Dataset rows for apps and sites
⟨
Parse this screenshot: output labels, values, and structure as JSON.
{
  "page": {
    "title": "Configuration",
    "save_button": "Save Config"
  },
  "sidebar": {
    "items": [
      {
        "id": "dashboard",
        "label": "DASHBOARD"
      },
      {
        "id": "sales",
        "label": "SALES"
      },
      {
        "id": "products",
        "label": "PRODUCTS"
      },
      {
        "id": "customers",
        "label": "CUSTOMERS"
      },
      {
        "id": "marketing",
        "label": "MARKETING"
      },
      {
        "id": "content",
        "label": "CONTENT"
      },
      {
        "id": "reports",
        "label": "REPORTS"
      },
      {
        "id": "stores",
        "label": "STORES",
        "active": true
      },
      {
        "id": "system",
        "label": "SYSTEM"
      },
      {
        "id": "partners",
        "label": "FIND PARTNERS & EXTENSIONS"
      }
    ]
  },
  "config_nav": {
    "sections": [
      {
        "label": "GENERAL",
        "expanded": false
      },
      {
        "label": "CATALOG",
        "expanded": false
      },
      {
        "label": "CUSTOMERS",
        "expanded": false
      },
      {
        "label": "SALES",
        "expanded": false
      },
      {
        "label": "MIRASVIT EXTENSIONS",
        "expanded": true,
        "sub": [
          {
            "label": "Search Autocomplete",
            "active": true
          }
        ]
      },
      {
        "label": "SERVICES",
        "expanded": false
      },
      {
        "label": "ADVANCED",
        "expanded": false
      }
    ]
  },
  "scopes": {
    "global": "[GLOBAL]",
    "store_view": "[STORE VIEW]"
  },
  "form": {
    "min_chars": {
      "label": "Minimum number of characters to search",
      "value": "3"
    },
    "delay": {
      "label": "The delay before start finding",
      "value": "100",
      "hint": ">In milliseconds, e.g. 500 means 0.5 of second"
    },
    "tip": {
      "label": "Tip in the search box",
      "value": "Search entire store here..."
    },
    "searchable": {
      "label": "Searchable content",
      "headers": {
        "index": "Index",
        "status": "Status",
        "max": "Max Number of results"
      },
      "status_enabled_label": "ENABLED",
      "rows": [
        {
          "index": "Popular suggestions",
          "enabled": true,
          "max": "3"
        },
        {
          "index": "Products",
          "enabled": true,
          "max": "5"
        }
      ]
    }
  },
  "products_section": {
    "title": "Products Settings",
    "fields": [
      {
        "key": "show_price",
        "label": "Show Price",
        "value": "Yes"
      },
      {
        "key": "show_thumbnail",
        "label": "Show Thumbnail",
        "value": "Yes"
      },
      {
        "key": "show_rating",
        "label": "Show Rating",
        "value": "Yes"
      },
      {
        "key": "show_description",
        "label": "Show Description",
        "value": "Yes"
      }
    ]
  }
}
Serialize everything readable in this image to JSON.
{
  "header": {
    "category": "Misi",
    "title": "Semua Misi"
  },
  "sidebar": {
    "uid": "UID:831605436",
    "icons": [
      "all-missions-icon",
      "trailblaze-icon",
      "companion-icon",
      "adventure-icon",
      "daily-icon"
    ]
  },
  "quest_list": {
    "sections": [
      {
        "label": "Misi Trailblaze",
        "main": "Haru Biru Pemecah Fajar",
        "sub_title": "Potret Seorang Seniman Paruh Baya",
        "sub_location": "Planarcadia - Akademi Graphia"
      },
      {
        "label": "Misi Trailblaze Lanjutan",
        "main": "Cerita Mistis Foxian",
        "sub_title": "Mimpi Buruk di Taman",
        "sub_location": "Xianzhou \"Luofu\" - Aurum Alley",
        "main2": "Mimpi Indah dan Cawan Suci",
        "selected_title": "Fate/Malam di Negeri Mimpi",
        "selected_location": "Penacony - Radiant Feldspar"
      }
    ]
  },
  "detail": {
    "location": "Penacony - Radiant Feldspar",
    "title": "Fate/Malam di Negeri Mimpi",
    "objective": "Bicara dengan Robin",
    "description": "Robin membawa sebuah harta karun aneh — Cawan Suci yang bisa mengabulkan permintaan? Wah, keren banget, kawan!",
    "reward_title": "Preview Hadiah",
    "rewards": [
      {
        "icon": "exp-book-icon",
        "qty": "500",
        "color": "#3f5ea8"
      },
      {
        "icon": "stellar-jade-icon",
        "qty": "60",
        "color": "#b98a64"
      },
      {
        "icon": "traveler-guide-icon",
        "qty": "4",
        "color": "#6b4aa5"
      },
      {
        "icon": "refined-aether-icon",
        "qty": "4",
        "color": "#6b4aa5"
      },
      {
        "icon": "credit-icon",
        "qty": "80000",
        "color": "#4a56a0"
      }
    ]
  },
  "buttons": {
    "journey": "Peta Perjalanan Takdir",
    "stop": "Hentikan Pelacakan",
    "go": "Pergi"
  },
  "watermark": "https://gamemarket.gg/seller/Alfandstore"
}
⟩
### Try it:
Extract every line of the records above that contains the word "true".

### Task answer:
        "active": true
        "expanded": true,
            "active": true
          "enabled": true,
          "enabled": true,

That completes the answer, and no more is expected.